, both parties will learn something from the interaction. Third
, there is much in medicine that is either uncertain or can be approached in more than one-way. And finally
, the best plan for the patient usually results from honest open communication between physicians and the melting of the best of both points of view. If both physicians enter into the negotiation with the understanding that give and take is essential to the process, then a well reasoned plan of care is achieved and the patient benefits greatly. A similar approach is applicable to the communications among surgeons, anesthesiologists and perfusionists.
Thoughts on Change.
Resistance of people to change and human nature tendency to apply the "minimal risk" and "least effort" strategies that result in incomplete adaptive work allowing subsistence but no optimal result, explain the frequency and persistence of maladaptive practices. Maladaptive practices exist everywhere, and they eventually become permanent adaptive challenges that do not subside with the application of technical skills provided by a profession. Solutions often reside not in the executive suite but in the collective intelligence of employees at all levels, who need to use one another resources, and learn their way to those solutions. The answer is leadership, an important component of the leadership/management philosophy that fosters transformation by encouraging creative thinking, challenging the status quo, removing barriers and promoting "bottom up" changes. To think creatively means to think "outside the box." That kind of thinking needs role models, whom we count on to bring us new visions and possibilities.

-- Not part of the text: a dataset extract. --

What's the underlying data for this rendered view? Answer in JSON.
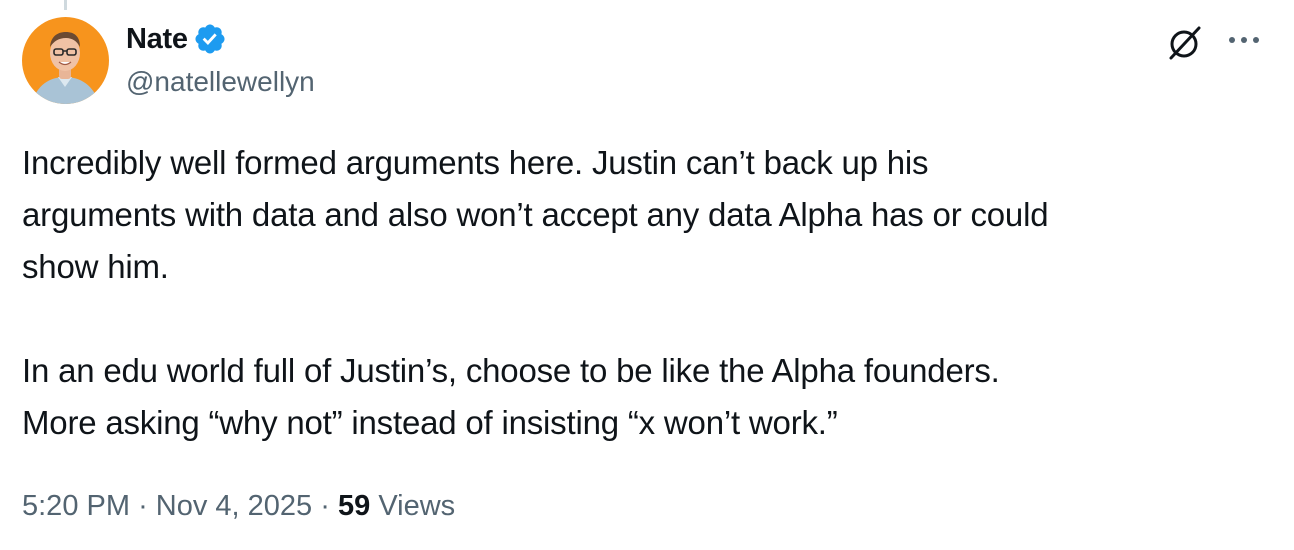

Because of the current demand for excellence and transparency, hospitals should start collecting and analyzing data - a method to evaluate future improvements - about outcomes calling for quality from their practitioners in preparation for a not too distant future. Implementing an independent measurement and a reporting system - business intelligence - focused on patient safety with a view to eventually making the information available to the public, will have an impact on quality and consumer and patient satisfaction. It requires good data and commitment of senior executives to fact-based and analytical decision-making as a way to learn rather that doing it out of gut feel or intuition.
Information can also help those on the top to reflect critically on their own behavior, identify the ways they often inadvertently contribute to the organization's problems, and then change how they act.
Leadership and culture.
Having worked in South America, Europe, and most recently in the United States, differences in culture, resources and technology has had a significant impact in my practice and interactions with colleagues, patients and the public. The link between leadership and culture is complex. It is not easy to appreciate or understand that what people do, mean, and say varies from one culture to the next, and without that understanding, it is impossible to lead in another culture. A leadership style that would be effective in one culture may be dysfunctional in another. We all have seen very bright people making mistakes because they didn't understand the environment in which they were operating.
Altogether, this essay reflects an array of personal views in an era with a tendency to rewards those who can accrue technical knowledge, a skill that is only marginally related to the ability of being sensitive to context. It is not linked at all to skills like empathy-an immeasurable variable of human capital. Sometimes diplomacy is necessary to pass the border of ignorance, culture and geography.